“I was walking by way of the Amish and Pennsylvania German collection 1 day, and my buddy pointed out a hip flask due to the fact of its simplicity,” mentioned Ahn. “It looked rough and outdated, but the notion was some thing I knew I could reinterpret with a modern sensitivity.”
“My vision for the flask was to develop an additional perform to dress in it or use as a decorative piece for the house,” she mentioned.
The hand-thrown vessel begins out as a single ball of clay. It is then steadily worked and opened up in the middle until it looks like a “flat doughnut”.

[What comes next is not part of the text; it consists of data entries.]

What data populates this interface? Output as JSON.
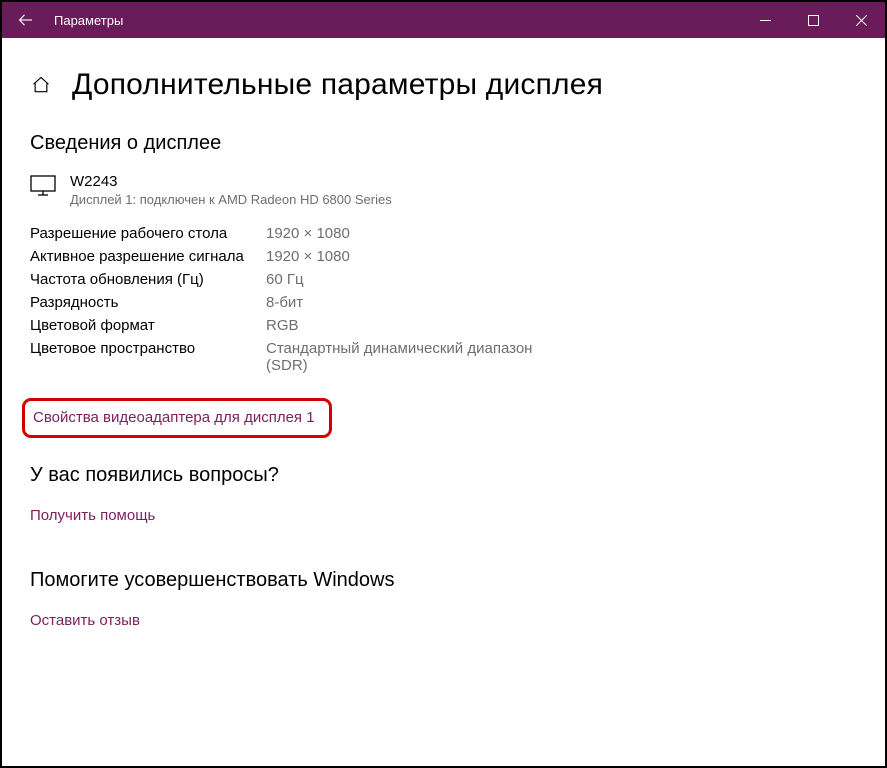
{
  "window": {
    "title": "Параметры"
  },
  "page": {
    "title": "Дополнительные параметры дисплея"
  },
  "display_info": {
    "section_title": "Сведения о дисплее",
    "monitor_name": "W2243",
    "monitor_sub": "Дисплей 1: подключен к AMD Radeon HD 6800 Series",
    "rows": [
      {
        "key": "Разрешение рабочего стола",
        "val": "1920 × 1080"
      },
      {
        "key": "Активное разрешение сигнала",
        "val": "1920 × 1080"
      },
      {
        "key": "Частота обновления (Гц)",
        "val": "60 Гц"
      },
      {
        "key": "Разрядность",
        "val": "8-бит"
      },
      {
        "key": "Цветовой формат",
        "val": "RGB"
      },
      {
        "key": "Цветовое пространство",
        "val": "Стандартный динамический диапазон (SDR)"
      }
    ],
    "adapter_props_link": "Свойства видеоадаптера для дисплея 1"
  },
  "help": {
    "section_title": "У вас появились вопросы?",
    "link": "Получить помощь"
  },
  "feedback": {
    "section_title": "Помогите усовершенствовать Windows",
    "link": "Оставить отзыв"
  }
}
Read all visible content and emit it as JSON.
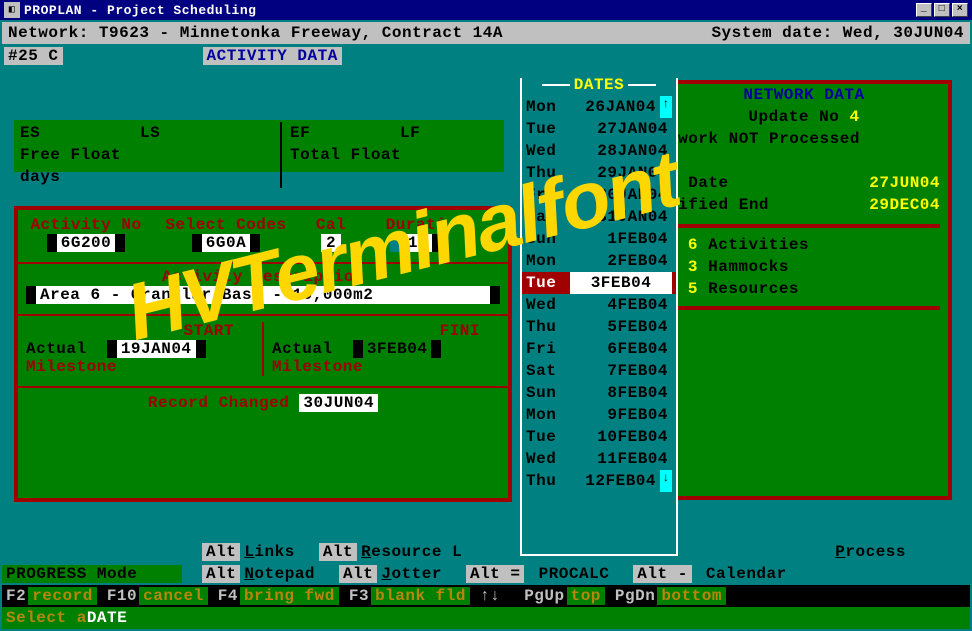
{
  "window": {
    "title": "PROPLAN  -  Project Scheduling",
    "min": "_",
    "max": "□",
    "close": "×"
  },
  "header": {
    "network_label": "Network:",
    "network_value": "T9623 - Minnetonka Freeway, Contract 14A",
    "sysdate_label": "System date:",
    "sysdate_value": "Wed, 30JUN04"
  },
  "activity_bar": {
    "record": "#25   C",
    "title": "ACTIVITY DATA"
  },
  "floats": {
    "es": "ES",
    "ls": "LS",
    "ef": "EF",
    "lf": "LF",
    "free": "Free Float",
    "days": "days",
    "total": "Total Float"
  },
  "fields": {
    "act_no_label": "Activity No",
    "act_no": "6G200",
    "sel_label": "Select Codes",
    "sel": "6G0A",
    "cal_label": "Cal",
    "cal": "2",
    "dur_label": "Durati",
    "dur": "15",
    "desc_label": "Activity Description",
    "desc": "Area 6 - Granular Base - 10,000m2",
    "start_label": "START",
    "finish_label": "FINI",
    "actual": "Actual",
    "milestone": "Milestone",
    "start_val": "19JAN04",
    "finish_val": "3FEB04",
    "rec_changed_label": "Record Changed",
    "rec_changed": "30JUN04"
  },
  "dates": {
    "title": "DATES",
    "rows": [
      {
        "dow": "Mon",
        "dt": "26JAN04"
      },
      {
        "dow": "Tue",
        "dt": "27JAN04"
      },
      {
        "dow": "Wed",
        "dt": "28JAN04"
      },
      {
        "dow": "Thu",
        "dt": "29JAN04"
      },
      {
        "dow": "Fri",
        "dt": "30JAN04"
      },
      {
        "dow": "Sat",
        "dt": "31JAN04"
      },
      {
        "dow": "Sun",
        "dt": "1FEB04"
      },
      {
        "dow": "Mon",
        "dt": "2FEB04"
      },
      {
        "dow": "Tue",
        "dt": "3FEB04"
      },
      {
        "dow": "Wed",
        "dt": "4FEB04"
      },
      {
        "dow": "Thu",
        "dt": "5FEB04"
      },
      {
        "dow": "Fri",
        "dt": "6FEB04"
      },
      {
        "dow": "Sat",
        "dt": "7FEB04"
      },
      {
        "dow": "Sun",
        "dt": "8FEB04"
      },
      {
        "dow": "Mon",
        "dt": "9FEB04"
      },
      {
        "dow": "Tue",
        "dt": "10FEB04"
      },
      {
        "dow": "Wed",
        "dt": "11FEB04"
      },
      {
        "dow": "Thu",
        "dt": "12FEB04"
      }
    ],
    "selected_index": 8
  },
  "network_data": {
    "title": "NETWORK DATA",
    "update_label": "Update No",
    "update_no": "4",
    "proc": "twork NOT Processed",
    "a_date_label": "a Date",
    "a_date": "27JUN04",
    "end_label": "cified End",
    "end_date": "29DEC04",
    "acts_n": "6",
    "acts_label": "Activities",
    "ham_n": "3",
    "ham_label": "Hammocks",
    "res_n": "5",
    "res_label": "Resources"
  },
  "bottom": {
    "alt1": [
      {
        "cls": "gry",
        "txt": "Alt",
        "u": "L"
      },
      {
        "cls": "teal",
        "txt": "inks"
      },
      {
        "cls": "gry",
        "txt": "Alt",
        "u": "R"
      },
      {
        "cls": "teal",
        "txt": "esource L"
      },
      {
        "cls": "teal",
        "txt": "Process",
        "u": "P"
      }
    ],
    "progress": "PROGRESS Mode",
    "alt2": [
      {
        "cls": "gry",
        "txt": "Alt",
        "u": "N"
      },
      {
        "cls": "teal",
        "txt": "otepad"
      },
      {
        "cls": "gry",
        "txt": "Alt",
        "u": "J"
      },
      {
        "cls": "teal",
        "txt": "otter"
      },
      {
        "cls": "gry",
        "txt": "Alt ="
      },
      {
        "cls": "teal",
        "txt": "PROCALC"
      },
      {
        "cls": "gry",
        "txt": "Alt -"
      },
      {
        "cls": "teal",
        "txt": "Calendar"
      }
    ],
    "keys": [
      {
        "k": "F2",
        "a": "record"
      },
      {
        "k": "F10",
        "a": "cancel"
      },
      {
        "k": "F4",
        "a": "bring fwd"
      },
      {
        "k": "F3",
        "a": "blank fld"
      },
      {
        "k": "↑↓",
        "a": ""
      },
      {
        "k": "PgUp",
        "a": "top"
      },
      {
        "k": "PgDn",
        "a": "bottom"
      }
    ],
    "status_prefix": "Select a ",
    "status_field": "DATE"
  },
  "watermark": "HVTerminalfont"
}
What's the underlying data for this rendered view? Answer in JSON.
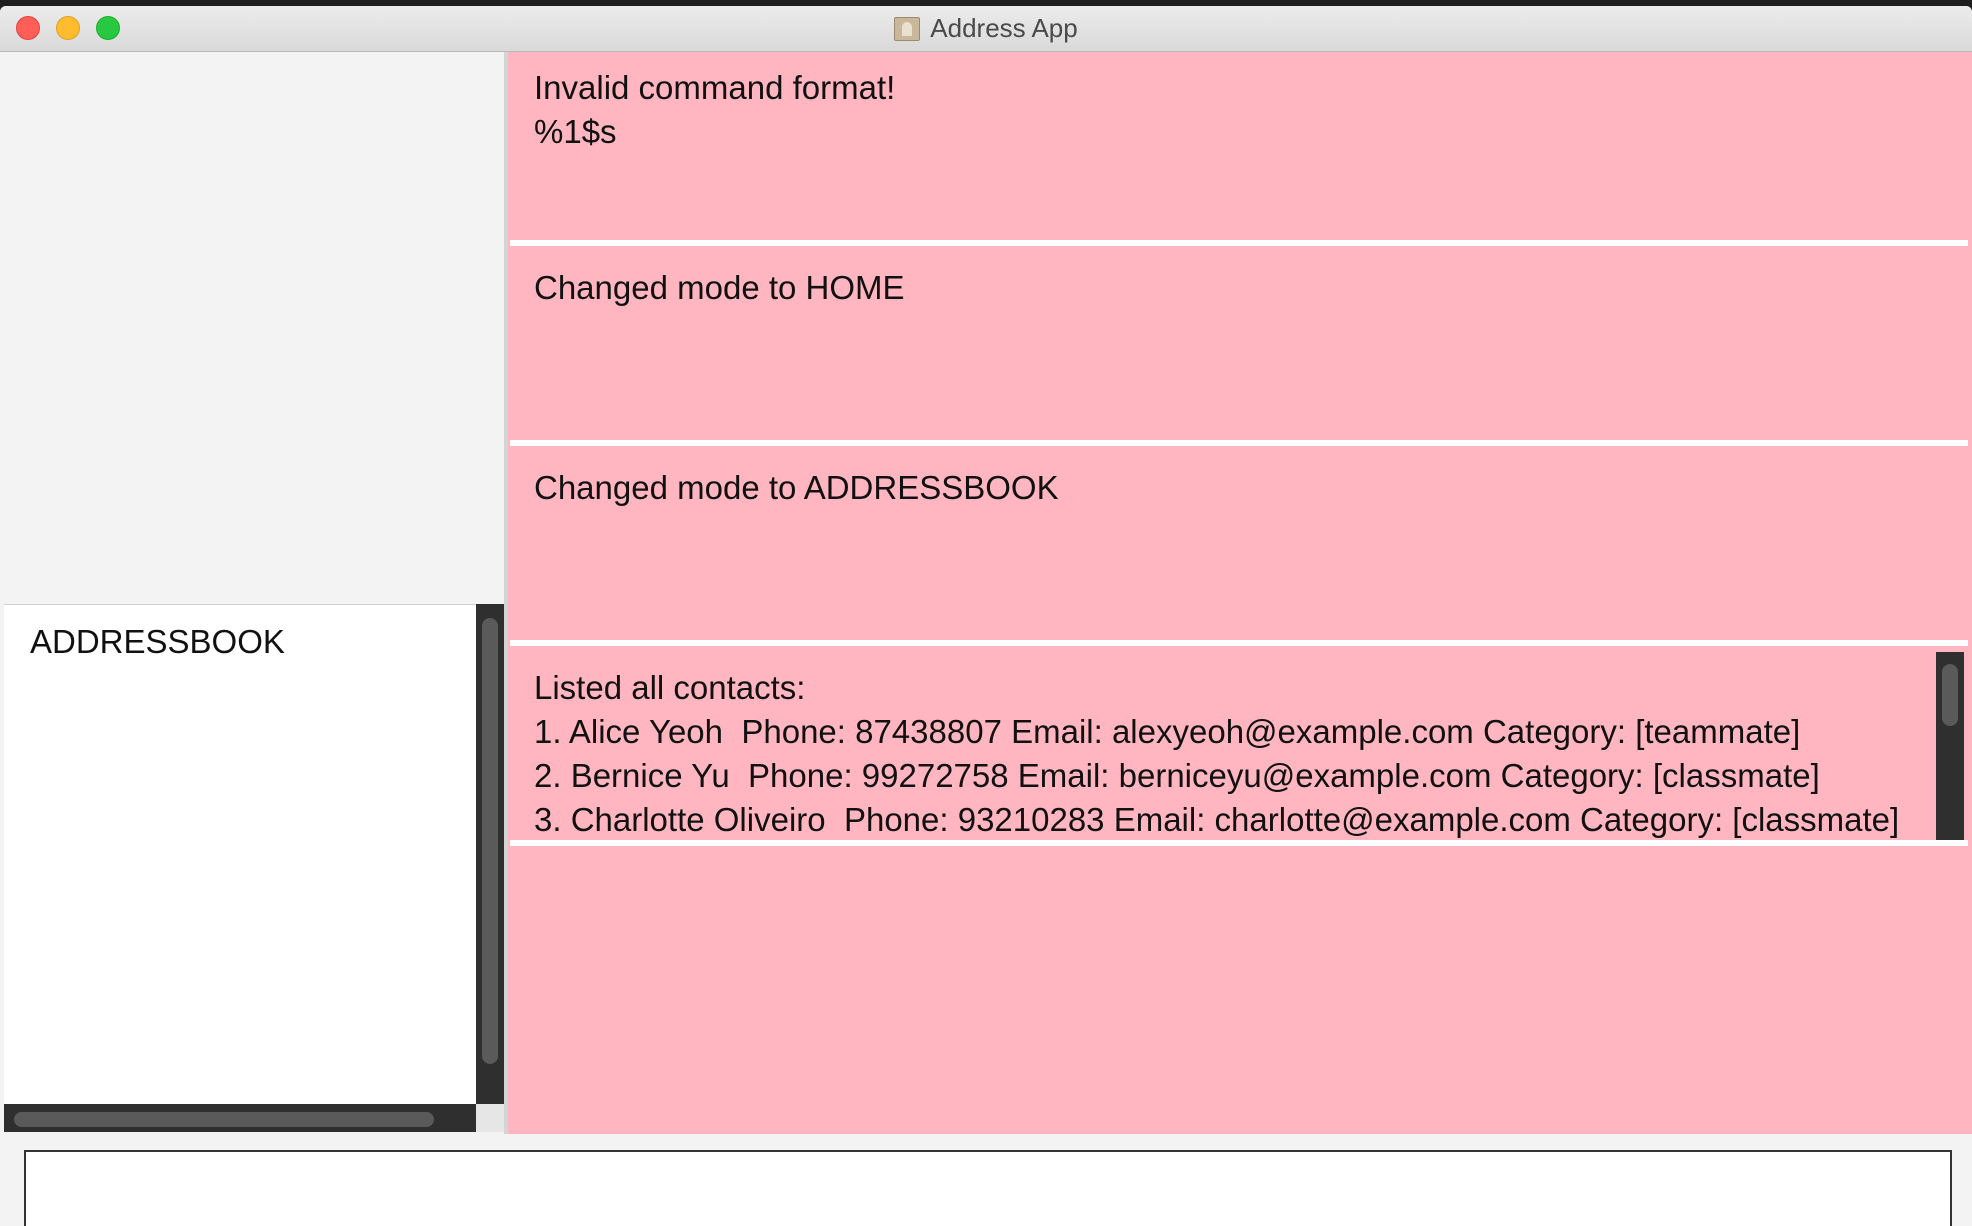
{
  "window": {
    "title": "Address App",
    "app_icon": "address-book-icon"
  },
  "modes": {
    "items": [
      "ADDRESSBOOK"
    ]
  },
  "results": [
    {
      "text": "Invalid command format!\n%1$s"
    },
    {
      "text": "Changed mode to HOME"
    },
    {
      "text": "Changed mode to ADDRESSBOOK"
    },
    {
      "text": "Listed all contacts:\n1. Alice Yeoh  Phone: 87438807 Email: alexyeoh@example.com Category: [teammate]\n2. Bernice Yu  Phone: 99272758 Email: berniceyu@example.com Category: [classmate]\n3. Charlotte Oliveiro  Phone: 93210283 Email: charlotte@example.com Category: [classmate]"
    }
  ],
  "command": {
    "value": "",
    "placeholder": ""
  },
  "colors": {
    "result_background": "#ffb6c1",
    "close": "#ff5f57",
    "minimize": "#febc2e",
    "maximize": "#28c840"
  }
}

“Following steadily applying pressure to the middle of the entire body, you join each walls collectively,” explained Ahn. “You are essentially trapping air as you put pressure on the top to seal the form.”
“When I set out to make my personal model of the circle flask I realized that it is a easy approach that requires a whole lot of patience,” she additional.
“In the starting, I got so carried away on the very first few attempts attempting to refine the outside that I ended up with a couple of deflated donuts.”
A cork stopper seals the protruding spout of the 11- by ten-centimetre flask. It comes in matt white, turquoise and a silver chrome finish.
Much more commonly shaped to fit in a trouser pocket, hip flasks became popular in the early 18th century and had been typically manufactured from pewter, silver or glass.
Modern day flasks are normally crafted from stainless steel and characteristic a captive prime – a small arm that attaches the lid to the vessel to avert it from falling off.
British designer Dominic Wilcox also reimagined the common hip flask layout by completely covering it in massive spikes, although Tokyo layout studio Typical primarily based the design of its Vols mobile telephone on the traditional contoured shape.